Autism and Travel Sickness

Travelling can be a thrilling and exhilarating experience. However, for some individuals, it can be quite challenging, especially those who live with autism. Autism and travel sickness often go hand-in-hand, and it is an issue that can make travelling a difficult task for individuals and their families.

What is Autism?

Autism Spectrum Disorder (ASD) is a developmental disorder that affects a person’s ability to communicate, socialize, and interact with others. Individuals with autism have various challenges in areas of social communication and interaction, along with restricted and repetitive behaviors or interests. It is classified as a spectrum disorder because the severity of the disorder can vary from person to person.

What is Travel Sickness?

Travel sickness is a common issue that affects many individuals, regardless of whether they have autism or not. It is characterized by symptoms such as nausea, vomiting, dizziness, and headaches. It is usually caused by motion, such as in moving vehicles, boats, or airplanes. These symptoms can be very debilitating, making travelling a very unpleasant experience.

Why are Individuals with Autism Prone to Travel Sickness?

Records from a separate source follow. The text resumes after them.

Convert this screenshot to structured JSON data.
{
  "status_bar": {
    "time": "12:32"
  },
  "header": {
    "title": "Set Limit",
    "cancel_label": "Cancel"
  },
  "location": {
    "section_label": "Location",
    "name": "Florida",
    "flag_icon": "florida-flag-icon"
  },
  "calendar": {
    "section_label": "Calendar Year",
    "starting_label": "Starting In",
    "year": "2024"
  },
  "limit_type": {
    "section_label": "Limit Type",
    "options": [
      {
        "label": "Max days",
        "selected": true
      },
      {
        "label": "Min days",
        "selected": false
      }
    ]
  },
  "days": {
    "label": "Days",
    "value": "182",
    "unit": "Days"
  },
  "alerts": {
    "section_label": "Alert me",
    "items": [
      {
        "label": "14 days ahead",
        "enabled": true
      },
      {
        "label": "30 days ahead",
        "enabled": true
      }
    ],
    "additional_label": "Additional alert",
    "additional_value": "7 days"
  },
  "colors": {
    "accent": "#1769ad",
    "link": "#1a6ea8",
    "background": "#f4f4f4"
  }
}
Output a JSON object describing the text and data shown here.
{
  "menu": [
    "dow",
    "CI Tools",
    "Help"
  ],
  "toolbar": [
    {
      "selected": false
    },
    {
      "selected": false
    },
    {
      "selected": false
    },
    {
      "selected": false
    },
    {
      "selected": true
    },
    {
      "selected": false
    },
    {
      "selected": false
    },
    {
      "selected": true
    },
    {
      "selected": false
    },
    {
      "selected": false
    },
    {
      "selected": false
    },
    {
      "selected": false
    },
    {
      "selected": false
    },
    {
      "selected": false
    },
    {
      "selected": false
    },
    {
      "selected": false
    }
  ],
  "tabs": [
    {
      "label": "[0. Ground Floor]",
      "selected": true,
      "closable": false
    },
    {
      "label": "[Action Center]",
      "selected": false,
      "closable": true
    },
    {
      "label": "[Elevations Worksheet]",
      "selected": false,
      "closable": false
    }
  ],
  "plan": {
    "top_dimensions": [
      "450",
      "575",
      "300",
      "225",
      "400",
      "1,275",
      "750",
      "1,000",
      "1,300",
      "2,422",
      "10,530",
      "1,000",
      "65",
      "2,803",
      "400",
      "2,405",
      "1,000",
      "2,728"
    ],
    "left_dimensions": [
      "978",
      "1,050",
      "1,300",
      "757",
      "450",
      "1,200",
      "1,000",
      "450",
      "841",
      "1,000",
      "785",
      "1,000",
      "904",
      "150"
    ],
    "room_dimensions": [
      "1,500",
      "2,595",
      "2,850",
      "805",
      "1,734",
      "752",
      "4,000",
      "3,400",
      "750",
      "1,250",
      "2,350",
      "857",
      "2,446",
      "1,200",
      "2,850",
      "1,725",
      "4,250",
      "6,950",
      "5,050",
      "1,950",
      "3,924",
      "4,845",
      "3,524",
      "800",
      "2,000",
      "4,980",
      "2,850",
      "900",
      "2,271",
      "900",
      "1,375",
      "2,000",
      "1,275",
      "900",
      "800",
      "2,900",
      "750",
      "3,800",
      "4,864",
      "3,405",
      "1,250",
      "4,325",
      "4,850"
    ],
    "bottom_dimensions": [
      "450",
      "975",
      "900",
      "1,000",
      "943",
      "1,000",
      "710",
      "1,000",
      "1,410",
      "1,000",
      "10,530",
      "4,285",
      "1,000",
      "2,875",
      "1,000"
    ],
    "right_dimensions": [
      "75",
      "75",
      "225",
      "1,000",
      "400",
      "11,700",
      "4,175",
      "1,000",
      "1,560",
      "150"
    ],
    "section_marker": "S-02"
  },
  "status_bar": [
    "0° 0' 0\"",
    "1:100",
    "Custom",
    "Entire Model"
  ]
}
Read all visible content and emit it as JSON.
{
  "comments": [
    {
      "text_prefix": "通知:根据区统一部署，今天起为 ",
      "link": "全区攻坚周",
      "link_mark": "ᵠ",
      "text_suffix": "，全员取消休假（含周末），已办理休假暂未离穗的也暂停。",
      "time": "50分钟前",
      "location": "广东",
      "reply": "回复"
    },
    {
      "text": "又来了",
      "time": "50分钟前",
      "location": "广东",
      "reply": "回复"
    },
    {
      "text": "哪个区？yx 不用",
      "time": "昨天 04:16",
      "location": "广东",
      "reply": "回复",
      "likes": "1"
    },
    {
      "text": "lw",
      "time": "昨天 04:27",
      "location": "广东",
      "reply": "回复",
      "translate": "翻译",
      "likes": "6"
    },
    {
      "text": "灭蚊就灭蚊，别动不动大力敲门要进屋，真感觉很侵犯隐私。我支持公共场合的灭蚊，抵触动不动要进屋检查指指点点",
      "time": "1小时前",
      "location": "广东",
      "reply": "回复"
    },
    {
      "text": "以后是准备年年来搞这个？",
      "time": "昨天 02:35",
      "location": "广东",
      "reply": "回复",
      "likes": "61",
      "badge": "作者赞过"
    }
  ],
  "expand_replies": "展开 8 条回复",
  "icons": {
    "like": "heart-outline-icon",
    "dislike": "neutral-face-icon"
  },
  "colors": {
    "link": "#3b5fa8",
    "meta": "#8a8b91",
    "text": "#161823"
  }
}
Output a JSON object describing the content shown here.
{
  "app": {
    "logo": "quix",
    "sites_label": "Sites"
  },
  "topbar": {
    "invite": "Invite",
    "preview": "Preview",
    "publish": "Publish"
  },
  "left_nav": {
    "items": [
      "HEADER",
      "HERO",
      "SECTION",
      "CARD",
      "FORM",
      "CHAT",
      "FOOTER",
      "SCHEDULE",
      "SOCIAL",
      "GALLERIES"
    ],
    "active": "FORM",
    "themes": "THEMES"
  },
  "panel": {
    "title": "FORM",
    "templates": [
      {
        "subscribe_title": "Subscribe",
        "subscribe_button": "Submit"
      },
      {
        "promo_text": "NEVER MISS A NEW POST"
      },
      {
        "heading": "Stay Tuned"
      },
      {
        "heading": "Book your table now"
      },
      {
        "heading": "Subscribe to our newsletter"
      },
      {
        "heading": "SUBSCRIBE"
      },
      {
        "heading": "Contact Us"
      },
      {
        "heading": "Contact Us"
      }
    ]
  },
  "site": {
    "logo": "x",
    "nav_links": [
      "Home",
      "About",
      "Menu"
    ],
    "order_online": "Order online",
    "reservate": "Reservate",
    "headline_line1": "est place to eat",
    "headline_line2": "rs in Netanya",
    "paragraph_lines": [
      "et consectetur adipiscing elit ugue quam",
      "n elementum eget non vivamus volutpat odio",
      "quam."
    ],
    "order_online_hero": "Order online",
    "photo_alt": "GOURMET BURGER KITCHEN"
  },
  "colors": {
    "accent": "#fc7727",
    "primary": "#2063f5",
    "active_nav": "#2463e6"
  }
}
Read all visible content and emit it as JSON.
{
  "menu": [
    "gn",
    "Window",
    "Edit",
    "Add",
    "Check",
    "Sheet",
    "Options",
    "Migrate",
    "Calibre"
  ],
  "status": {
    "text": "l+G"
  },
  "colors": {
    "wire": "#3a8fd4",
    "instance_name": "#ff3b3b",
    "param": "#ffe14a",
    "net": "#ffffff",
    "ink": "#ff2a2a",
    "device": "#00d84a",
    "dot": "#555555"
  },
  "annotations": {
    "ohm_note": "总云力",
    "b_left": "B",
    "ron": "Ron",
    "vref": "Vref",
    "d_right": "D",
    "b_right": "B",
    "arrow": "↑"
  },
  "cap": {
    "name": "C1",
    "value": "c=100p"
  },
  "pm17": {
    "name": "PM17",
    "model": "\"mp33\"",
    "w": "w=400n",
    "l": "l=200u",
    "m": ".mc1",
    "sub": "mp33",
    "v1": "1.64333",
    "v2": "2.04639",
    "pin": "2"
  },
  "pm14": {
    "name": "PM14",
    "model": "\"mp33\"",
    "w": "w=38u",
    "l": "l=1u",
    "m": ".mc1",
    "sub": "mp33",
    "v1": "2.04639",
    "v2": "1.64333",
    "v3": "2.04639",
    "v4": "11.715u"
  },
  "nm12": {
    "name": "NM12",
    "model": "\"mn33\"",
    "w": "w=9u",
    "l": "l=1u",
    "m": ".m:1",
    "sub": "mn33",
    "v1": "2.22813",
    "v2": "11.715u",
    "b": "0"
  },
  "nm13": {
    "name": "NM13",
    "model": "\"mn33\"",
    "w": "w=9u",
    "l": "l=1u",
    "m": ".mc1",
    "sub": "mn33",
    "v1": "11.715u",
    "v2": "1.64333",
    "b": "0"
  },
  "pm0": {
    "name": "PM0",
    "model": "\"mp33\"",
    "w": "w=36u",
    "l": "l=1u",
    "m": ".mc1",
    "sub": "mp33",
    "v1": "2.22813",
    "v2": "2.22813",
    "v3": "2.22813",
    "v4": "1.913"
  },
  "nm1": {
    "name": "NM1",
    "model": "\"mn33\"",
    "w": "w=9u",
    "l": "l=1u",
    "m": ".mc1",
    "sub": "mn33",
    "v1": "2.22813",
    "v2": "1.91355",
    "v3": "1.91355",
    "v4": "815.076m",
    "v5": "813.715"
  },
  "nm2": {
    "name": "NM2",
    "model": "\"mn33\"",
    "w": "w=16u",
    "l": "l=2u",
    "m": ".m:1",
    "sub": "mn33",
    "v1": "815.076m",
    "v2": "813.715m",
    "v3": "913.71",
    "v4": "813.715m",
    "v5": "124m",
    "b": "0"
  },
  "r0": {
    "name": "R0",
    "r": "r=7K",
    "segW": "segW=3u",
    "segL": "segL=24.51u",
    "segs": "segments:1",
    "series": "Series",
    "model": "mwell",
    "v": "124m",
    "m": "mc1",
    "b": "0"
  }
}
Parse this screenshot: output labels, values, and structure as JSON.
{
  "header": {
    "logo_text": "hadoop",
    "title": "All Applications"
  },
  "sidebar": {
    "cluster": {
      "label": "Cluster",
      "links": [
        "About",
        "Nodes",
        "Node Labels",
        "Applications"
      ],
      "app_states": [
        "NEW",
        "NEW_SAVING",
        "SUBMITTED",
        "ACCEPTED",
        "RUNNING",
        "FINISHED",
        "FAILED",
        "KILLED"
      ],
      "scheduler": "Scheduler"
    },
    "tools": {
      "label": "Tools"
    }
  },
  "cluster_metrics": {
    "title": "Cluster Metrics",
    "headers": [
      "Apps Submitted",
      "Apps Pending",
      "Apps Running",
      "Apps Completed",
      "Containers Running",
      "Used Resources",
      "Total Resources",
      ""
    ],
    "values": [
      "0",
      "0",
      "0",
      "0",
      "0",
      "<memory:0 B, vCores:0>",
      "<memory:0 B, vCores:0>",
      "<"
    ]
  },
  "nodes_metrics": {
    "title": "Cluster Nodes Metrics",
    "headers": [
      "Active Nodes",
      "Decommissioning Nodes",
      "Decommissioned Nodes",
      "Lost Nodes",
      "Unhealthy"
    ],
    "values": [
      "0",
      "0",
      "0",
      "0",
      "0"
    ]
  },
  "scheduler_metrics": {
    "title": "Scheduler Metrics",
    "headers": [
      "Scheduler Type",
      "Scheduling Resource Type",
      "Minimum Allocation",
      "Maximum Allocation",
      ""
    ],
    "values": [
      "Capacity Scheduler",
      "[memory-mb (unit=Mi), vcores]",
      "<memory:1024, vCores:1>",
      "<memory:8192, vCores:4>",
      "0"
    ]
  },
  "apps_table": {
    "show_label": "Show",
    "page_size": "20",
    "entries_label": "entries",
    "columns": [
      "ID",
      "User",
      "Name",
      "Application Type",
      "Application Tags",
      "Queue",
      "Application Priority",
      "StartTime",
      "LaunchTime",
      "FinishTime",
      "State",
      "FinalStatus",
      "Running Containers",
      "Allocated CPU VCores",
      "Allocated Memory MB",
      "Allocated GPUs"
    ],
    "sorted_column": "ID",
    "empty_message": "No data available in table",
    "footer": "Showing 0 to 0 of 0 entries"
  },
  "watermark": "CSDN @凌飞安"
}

There are several reasons why individuals with autism are more prone to travel sickness. Sensory processing issues, such as a sensitivity to motion, can make travelling a difficult experience. Additionally, some individuals with autism may have difficulty communicating their symptoms, making it challenging to find the right treatment for them. Another reason is a lack of predictability, which can cause anxiety and overwhelm individuals with autism.

What are the Tips for Travelling with Individuals with Autism and Travel Sickness?

Travelling with individuals with autism and travel sickness can be a daunting task. However, there are several things that families and caregivers can do to make the experience more pleasant. Below are some tips to consider when travelling with an individual with autism and travel sickness:

Pack Comfort Items:

Travelling can be an overwhelming experience for an individual with autism. Packing comfort items such as headphones, music, weighted blankets can make the experience more comfortable and familiar.

Choose the Right Mode of Transportation:

The mode of transportation can make a significant difference when it comes to travelling with an individual with autism and travel sickness. Choosing a mode of transportation that is less bumpy, such as a train or a boat, can reduce the symptoms. Additionally, choosing a seat that reduces the visibility of motion can help.

Plan Your Route:

Individuals with autism may have difficulty with change and unpredictability. Planning your route beforehand can reduce anxiety and make the experience more predictable for them.

Consider Medication:

Medication can help alleviate the symptoms of travel sickness, but it is essential to consult a healthcare provider before using any medication.

Practice Beforehand:

Practicing travelling by short rides or trips beforehand in small doses can help to reduce anxiety and help individuals cope better.

In Conclusion,

Autism and travel sickness can make travelling a difficult experience for individuals and their families. However, by understanding the reasons behind this issue and following the tips above, it is possible to make travelling a more comfortable and manageable experience. With the right preparation and planning, individuals with autism and travel sickness can enjoy travelling and explore the world comfortably.


What is Autism?

Autism is a developmental disorder characterized by social and communication problems, as well as repetitive behaviors and restricted interests. It affects people differently, and some individuals with autism may have heightened reactions to visual or auditory stimuli, which can make traveling particularly difficult for them.

What is Travel Sickness?

Travel sickness, also known as motion sickness, is a condition where a person experiences nausea and vomiting when traveling by car, boat, or airplane. It is caused by a conflict between the senses, as the inner ear detects motion, but the eyes do not, leading to confusion in the brain and resulting in symptoms such as dizziness, sweating, and headaches.

How can Autism and Travel Sickness be managed when traveling?

Traveling can be a challenge for individuals with autism and those who experience travel sickness. To manage autism, it is important to plan ahead and inform the travel company or airline of any special needs or requirements. Bringing along familiar objects or sensory items can also help ease anxiety and discomfort. For travel sickness, medication such as antihistamines or scopolamine can be prescribed by a doctor to reduce symptoms. Other methods such as avoiding alcohol and heavy meals before travel, sitting in a front seat, and focusing on a fixed point in the distance can also be helpful.


1. Isik, U., & Ceylan, M. F. (2020). The relationship between travel sickness and autism spectrum disorder. The European Journal of Psychiatry, 34(4), 167-171.

2. Milović, A., & John, S. (2019). The impact of autism spectrum disorder on motion sickness susceptibility during simulated driving. Journal of Autism and Developmental Disorders, 49(9), 3584-3595.

3. Wang, J., Baranek, G. T., & Boyd, B. A. (2019). Exploring the prevalence and phenomenology of gastrointestinal symptoms in children with autism spectrum disorder. Journal of Autism and Developmental Disorders, 49(9), 3781-3793.